Have You Heard From Anyone Surprising Lately?
The other day, I got an email I could hardly believe…
Actually, I’m getting ahead of myself. The text of the email was rather ordinary. It was the sender that blew me away. There, nestled in between promotions from every company I’ve come in contact with for the entirety of my existence, was a name I could just about place. We went on two dates. 14 years ago.
Hi! It said, like this was a perfectly ordinary correspondence. I just wanted to wish you a (very belated) happy birthday and see how you’re doing. What are you up to these days? Can you please let me know you’re alright?
I’m sure that Facebook alerted him to my birthday and helped him recall our ancient courtship. But it was the final line that got me. Can you please let me know you’re alright?

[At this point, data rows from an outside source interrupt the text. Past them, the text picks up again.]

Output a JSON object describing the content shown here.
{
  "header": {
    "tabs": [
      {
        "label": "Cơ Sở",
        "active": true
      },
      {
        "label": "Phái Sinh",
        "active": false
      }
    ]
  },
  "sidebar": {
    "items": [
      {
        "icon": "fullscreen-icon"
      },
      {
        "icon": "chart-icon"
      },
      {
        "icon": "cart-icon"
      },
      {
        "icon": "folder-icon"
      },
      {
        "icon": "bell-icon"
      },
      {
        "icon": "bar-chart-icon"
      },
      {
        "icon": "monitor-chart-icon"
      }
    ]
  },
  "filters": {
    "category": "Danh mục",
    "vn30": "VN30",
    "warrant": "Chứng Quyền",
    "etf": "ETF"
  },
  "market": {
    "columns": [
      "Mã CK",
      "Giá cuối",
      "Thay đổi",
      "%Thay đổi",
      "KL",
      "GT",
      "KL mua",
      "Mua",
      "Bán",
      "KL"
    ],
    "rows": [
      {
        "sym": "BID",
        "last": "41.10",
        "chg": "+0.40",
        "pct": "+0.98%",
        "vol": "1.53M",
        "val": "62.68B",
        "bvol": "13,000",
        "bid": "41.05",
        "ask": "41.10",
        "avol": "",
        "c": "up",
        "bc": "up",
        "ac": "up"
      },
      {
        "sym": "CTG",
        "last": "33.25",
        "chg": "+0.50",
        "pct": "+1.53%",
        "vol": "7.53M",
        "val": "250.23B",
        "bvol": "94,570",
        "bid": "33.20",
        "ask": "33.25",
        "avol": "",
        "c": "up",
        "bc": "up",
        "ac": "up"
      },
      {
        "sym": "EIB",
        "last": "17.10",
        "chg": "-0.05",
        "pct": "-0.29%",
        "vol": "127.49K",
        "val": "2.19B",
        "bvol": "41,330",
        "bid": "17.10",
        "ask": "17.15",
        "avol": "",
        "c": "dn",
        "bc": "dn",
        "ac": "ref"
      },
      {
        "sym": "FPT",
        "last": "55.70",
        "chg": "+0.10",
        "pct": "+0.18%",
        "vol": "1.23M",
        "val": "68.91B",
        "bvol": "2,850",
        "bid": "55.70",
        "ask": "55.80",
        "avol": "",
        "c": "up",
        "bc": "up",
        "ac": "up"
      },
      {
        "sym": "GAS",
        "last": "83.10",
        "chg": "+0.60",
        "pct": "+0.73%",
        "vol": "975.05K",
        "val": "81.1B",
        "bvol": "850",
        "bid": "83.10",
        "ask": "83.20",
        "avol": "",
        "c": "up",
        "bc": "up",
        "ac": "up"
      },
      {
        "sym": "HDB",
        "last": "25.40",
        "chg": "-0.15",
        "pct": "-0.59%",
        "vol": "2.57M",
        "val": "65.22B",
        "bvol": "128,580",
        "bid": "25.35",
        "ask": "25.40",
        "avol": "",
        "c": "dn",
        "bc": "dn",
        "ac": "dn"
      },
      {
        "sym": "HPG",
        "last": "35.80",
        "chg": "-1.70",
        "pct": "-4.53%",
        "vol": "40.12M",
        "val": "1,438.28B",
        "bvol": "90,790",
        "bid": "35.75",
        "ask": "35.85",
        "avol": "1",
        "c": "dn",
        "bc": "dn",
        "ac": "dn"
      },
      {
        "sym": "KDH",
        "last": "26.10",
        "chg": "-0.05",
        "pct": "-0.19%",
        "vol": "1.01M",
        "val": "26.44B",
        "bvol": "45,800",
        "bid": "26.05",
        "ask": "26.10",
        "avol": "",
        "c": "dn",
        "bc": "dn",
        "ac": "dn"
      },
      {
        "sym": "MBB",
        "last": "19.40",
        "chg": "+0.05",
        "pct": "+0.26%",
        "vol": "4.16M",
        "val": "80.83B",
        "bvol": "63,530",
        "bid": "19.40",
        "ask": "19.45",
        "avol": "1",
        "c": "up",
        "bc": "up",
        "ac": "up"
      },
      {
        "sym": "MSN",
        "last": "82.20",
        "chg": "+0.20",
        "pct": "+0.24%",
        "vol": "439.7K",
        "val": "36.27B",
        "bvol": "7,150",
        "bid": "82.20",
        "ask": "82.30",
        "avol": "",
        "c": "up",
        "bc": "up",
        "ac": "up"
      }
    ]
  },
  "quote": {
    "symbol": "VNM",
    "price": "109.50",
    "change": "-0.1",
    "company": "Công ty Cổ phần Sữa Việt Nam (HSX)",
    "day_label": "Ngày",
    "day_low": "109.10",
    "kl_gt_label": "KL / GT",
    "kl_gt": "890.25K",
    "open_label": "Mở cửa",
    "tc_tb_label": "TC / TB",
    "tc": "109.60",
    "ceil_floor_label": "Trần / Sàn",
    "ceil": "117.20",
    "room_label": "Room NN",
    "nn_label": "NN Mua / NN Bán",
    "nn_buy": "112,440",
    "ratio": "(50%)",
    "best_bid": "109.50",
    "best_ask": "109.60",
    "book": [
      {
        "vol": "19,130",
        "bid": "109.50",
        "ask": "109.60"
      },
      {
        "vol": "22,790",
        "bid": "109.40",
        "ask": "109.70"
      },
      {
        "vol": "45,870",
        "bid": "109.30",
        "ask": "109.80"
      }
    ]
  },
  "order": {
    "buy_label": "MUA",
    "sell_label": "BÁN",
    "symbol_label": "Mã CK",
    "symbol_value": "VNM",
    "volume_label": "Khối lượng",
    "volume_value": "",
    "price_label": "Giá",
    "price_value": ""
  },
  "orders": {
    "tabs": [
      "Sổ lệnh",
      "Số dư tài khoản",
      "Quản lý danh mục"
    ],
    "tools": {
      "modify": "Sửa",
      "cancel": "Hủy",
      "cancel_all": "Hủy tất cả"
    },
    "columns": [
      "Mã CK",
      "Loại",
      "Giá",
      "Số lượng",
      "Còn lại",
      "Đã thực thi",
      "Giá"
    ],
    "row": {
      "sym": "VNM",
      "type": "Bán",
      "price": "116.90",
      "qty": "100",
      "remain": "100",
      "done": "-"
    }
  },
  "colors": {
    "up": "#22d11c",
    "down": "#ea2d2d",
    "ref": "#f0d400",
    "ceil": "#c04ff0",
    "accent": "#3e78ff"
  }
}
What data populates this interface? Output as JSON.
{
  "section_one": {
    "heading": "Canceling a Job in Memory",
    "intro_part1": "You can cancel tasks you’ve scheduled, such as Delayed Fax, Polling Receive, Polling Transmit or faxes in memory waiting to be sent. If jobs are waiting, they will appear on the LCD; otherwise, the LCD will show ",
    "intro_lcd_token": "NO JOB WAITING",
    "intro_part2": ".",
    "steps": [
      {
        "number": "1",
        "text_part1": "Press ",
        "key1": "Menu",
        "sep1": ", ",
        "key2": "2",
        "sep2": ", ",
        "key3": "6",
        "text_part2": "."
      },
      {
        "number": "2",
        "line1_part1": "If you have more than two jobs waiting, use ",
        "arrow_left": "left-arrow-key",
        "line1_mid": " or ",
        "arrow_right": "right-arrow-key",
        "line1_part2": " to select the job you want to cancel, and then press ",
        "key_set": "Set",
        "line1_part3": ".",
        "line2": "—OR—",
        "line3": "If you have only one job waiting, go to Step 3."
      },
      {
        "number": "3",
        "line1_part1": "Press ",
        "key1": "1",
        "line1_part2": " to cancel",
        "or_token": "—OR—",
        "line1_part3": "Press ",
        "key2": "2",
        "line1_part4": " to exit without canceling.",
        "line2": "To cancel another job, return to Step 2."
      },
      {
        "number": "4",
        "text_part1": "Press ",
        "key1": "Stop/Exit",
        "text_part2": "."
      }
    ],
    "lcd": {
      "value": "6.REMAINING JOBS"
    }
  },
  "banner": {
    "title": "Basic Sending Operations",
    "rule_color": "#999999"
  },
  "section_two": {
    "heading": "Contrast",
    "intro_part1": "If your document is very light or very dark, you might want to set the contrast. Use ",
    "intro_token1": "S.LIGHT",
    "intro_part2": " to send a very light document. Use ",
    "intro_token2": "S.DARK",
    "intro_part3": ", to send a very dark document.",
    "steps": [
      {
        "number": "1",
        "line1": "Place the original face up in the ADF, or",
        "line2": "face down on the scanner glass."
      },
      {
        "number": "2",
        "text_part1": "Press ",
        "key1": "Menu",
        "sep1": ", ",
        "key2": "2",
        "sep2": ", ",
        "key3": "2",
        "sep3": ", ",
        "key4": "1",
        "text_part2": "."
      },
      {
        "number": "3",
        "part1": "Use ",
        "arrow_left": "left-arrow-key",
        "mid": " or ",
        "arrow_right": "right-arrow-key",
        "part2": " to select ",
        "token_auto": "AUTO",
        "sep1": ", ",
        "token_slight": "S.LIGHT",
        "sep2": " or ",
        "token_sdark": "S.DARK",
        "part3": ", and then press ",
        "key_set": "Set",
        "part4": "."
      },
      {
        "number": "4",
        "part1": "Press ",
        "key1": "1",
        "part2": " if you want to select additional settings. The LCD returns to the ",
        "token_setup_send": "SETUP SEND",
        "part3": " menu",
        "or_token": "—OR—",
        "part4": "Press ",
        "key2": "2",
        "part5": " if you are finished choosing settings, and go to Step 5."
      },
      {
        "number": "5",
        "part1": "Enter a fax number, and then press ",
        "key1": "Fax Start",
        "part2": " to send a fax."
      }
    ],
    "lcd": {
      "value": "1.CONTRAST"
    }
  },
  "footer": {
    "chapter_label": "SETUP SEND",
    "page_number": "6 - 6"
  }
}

It was certainly not the first correspondence of its kind. In the last few weeks, I’ve received a few blasts from the past, including from people I never thought I’d hear from again.
My good friend hadn’t spoken to her father in years. Sure enough, as soon as the stay-at-home orders were announced, there was his name in her inbox. They’ve now exchanged quite a few emails and have even pledged to see one another once it’s safe to do so.
“No one has reached out to me!” lamented one friend, only to hear from her high school boyfriend the following day.
“My cute electrician slid into my DMs,” reported another friend. “He asked me out, except nobody can go out right now.”
Perhaps you’ve been the one to reach out. My friend made it a whole month before texting the-one-that-got-away, a feat in any circumstances. “It felt safe since we can’t actually see each other,” she said. “Or maybe it’s that nothing feels safe right now. So I figured, ‘Why not?’”
There are so many people I want to contact, but don’t know how. The barista at my local coffee shop. My favorite technician at the nail salon. The not-so-strangers I no longer glimpse now that our regular foot traffic has come to a halt.
Back in the day (how I now refer to any time before March), I was always fascinated by the Missed Connections section on Craigslist, where people posted about the strangers they almost-but-not-quite connected to on subway cars, in shops, on city streets. Maybe they made eye contact or brushed shoulders or were reading the same book.
It’s especially strange to think: right now there are no missed connections, only intentional ones. Or, in another sense, all connections have become missed connections. Because we miss them. When you look at it that way, is there a better reason to say hello?